● **The task**: Where a line holds the word "GenKryptik", copy it from the records.

● **Page and application data records**:
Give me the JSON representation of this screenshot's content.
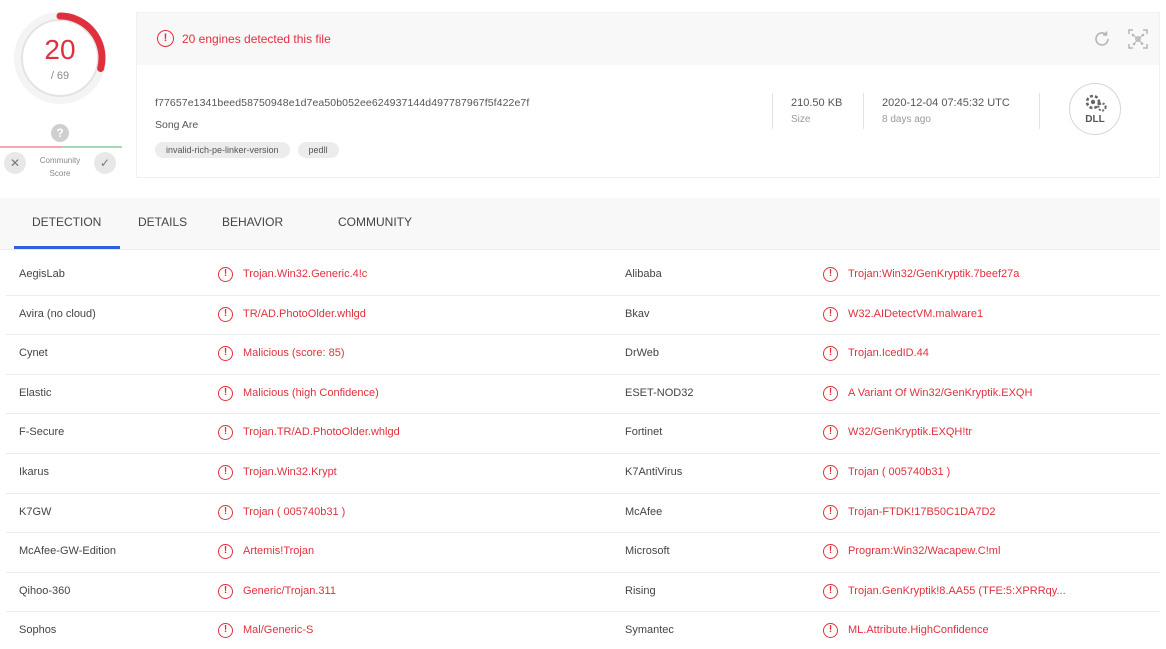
{
  "score": {
    "detected": "20",
    "total": "/ 69",
    "fraction": 0.29,
    "accent_color": "#e0303e"
  },
  "community": {
    "label_line1": "Community",
    "label_line2": "Score",
    "question_glyph": "?",
    "down_glyph": "✕",
    "up_glyph": "✓"
  },
  "alert": {
    "icon_glyph": "!",
    "text": "20 engines detected this file"
  },
  "file": {
    "hash": "f77657e1341beed58750948e1d7ea50b052ee624937144d497787967f5f422e7f",
    "name": "Song Are",
    "tags": [
      "invalid-rich-pe-linker-version",
      "pedll"
    ],
    "size_value": "210.50 KB",
    "size_label": "Size",
    "date_value": "2020-12-04 07:45:32 UTC",
    "date_label": "8 days ago",
    "type_badge": "DLL"
  },
  "tabs": [
    "DETECTION",
    "DETAILS",
    "BEHAVIOR",
    "COMMUNITY"
  ],
  "detections": [
    {
      "left": {
        "engine": "AegisLab",
        "result": "Trojan.Win32.Generic.4!c"
      },
      "right": {
        "engine": "Alibaba",
        "result": "Trojan:Win32/GenKryptik.7beef27a"
      }
    },
    {
      "left": {
        "engine": "Avira (no cloud)",
        "result": "TR/AD.PhotoOlder.whlgd"
      },
      "right": {
        "engine": "Bkav",
        "result": "W32.AIDetectVM.malware1"
      }
    },
    {
      "left": {
        "engine": "Cynet",
        "result": "Malicious (score: 85)"
      },
      "right": {
        "engine": "DrWeb",
        "result": "Trojan.IcedID.44"
      }
    },
    {
      "left": {
        "engine": "Elastic",
        "result": "Malicious (high Confidence)"
      },
      "right": {
        "engine": "ESET-NOD32",
        "result": "A Variant Of Win32/GenKryptik.EXQH"
      }
    },
    {
      "left": {
        "engine": "F-Secure",
        "result": "Trojan.TR/AD.PhotoOlder.whlgd"
      },
      "right": {
        "engine": "Fortinet",
        "result": "W32/GenKryptik.EXQH!tr"
      }
    },
    {
      "left": {
        "engine": "Ikarus",
        "result": "Trojan.Win32.Krypt"
      },
      "right": {
        "engine": "K7AntiVirus",
        "result": "Trojan ( 005740b31 )"
      }
    },
    {
      "left": {
        "engine": "K7GW",
        "result": "Trojan ( 005740b31 )"
      },
      "right": {
        "engine": "McAfee",
        "result": "Trojan-FTDK!17B50C1DA7D2"
      }
    },
    {
      "left": {
        "engine": "McAfee-GW-Edition",
        "result": "Artemis!Trojan"
      },
      "right": {
        "engine": "Microsoft",
        "result": "Program:Win32/Wacapew.C!ml"
      }
    },
    {
      "left": {
        "engine": "Qihoo-360",
        "result": "Generic/Trojan.311"
      },
      "right": {
        "engine": "Rising",
        "result": "Trojan.GenKryptik!8.AA55 (TFE:5:XPRRqy..."
      }
    },
    {
      "left": {
        "engine": "Sophos",
        "result": "Mal/Generic-S"
      },
      "right": {
        "engine": "Symantec",
        "result": "ML.Attribute.HighConfidence"
      }
    }
  ]
}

● **Response**:
        "result": "Trojan:Win32/GenKryptik.7beef27a"
        "result": "A Variant Of Win32/GenKryptik.EXQH"
        "result": "W32/GenKryptik.EXQH!tr"
        "result": "Trojan.GenKryptik!8.AA55 (TFE:5:XPRRqy..."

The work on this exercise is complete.